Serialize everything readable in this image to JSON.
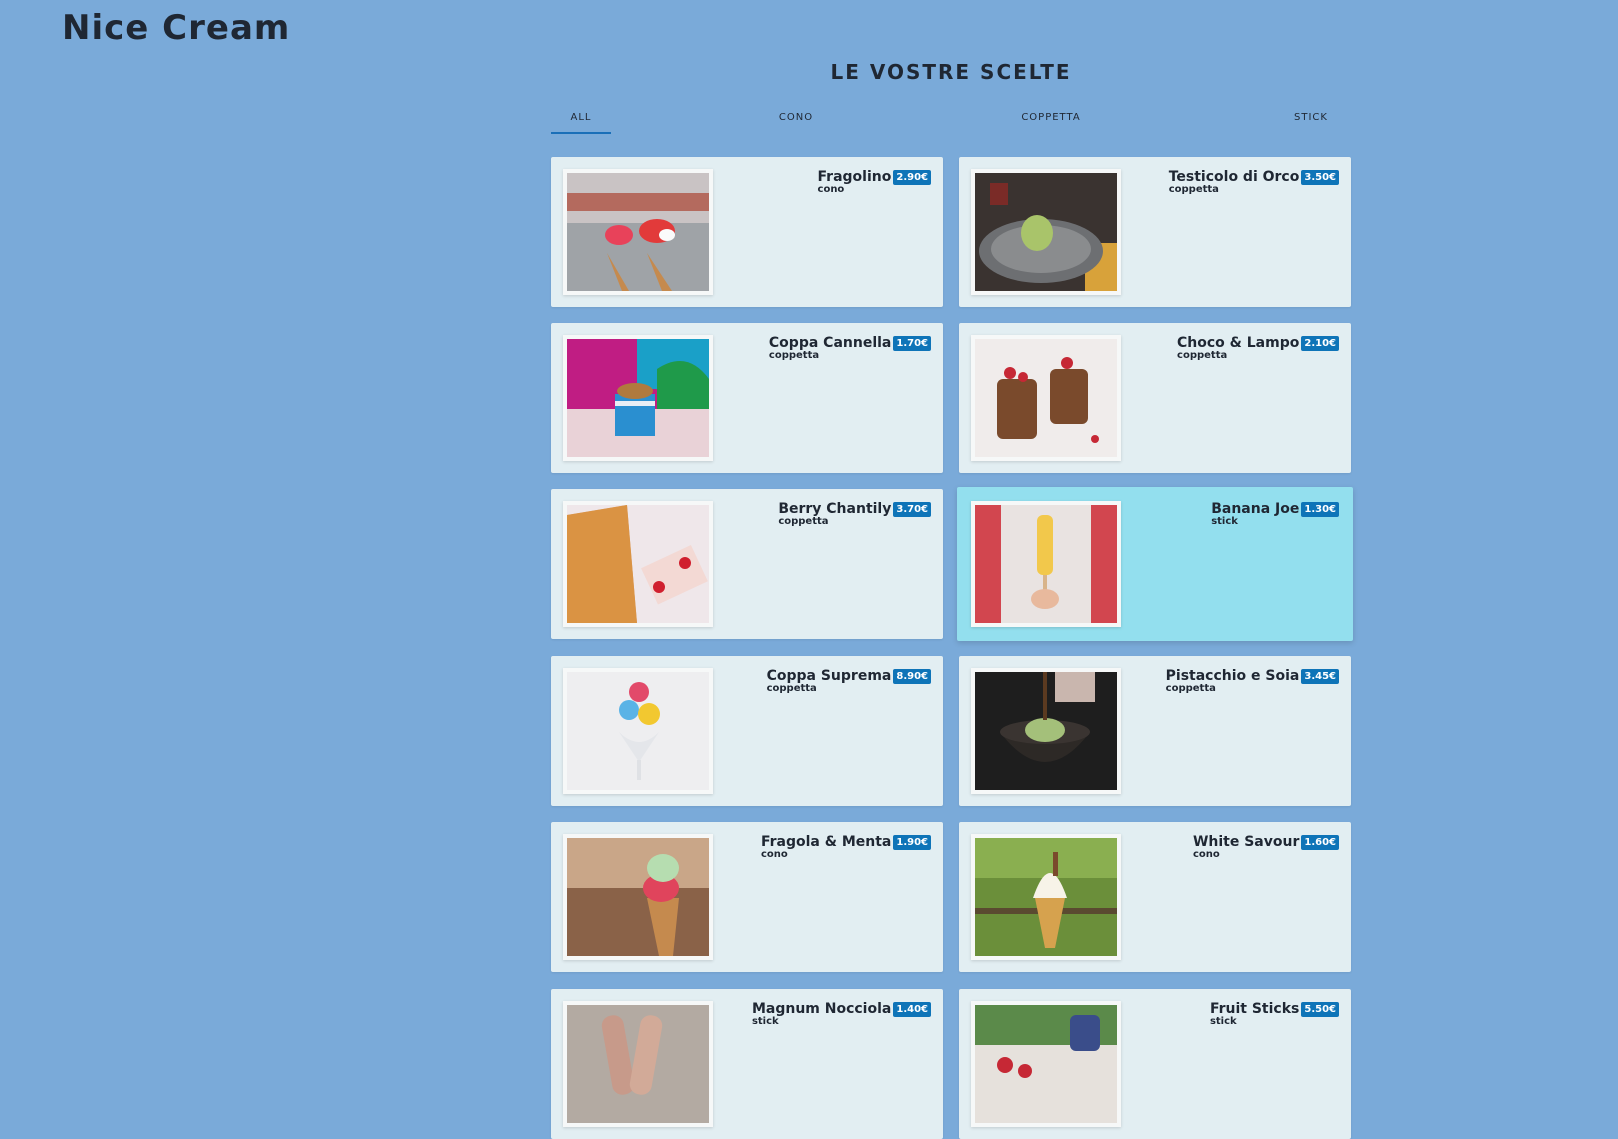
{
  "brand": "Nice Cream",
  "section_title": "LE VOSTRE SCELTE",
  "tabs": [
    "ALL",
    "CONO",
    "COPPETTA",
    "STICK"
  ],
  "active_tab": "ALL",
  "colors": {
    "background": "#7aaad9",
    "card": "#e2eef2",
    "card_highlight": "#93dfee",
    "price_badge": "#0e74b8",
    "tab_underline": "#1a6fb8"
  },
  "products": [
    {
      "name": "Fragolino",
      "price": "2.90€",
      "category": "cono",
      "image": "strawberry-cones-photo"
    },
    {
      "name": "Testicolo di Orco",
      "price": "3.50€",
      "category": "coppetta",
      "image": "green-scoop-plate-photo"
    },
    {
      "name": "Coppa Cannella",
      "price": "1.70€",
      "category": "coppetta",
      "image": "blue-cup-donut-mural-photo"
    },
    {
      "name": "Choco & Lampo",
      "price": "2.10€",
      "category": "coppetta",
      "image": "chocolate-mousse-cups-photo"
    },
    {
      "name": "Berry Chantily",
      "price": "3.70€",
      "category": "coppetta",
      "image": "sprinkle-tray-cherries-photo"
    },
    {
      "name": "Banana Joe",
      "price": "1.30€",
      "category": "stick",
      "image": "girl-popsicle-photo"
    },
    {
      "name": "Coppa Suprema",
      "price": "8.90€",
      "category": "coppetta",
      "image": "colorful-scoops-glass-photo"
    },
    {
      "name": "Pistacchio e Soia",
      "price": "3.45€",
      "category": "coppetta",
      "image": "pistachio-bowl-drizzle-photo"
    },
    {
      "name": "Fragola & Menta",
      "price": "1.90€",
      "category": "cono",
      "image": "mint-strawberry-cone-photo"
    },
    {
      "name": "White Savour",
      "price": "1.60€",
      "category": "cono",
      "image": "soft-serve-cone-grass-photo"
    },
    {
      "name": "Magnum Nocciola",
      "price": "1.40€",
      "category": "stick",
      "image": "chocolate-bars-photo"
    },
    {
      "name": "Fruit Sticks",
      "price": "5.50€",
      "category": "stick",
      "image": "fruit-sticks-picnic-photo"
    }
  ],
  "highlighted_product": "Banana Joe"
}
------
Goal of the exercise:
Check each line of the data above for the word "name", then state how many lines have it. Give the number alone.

Exercise response:
12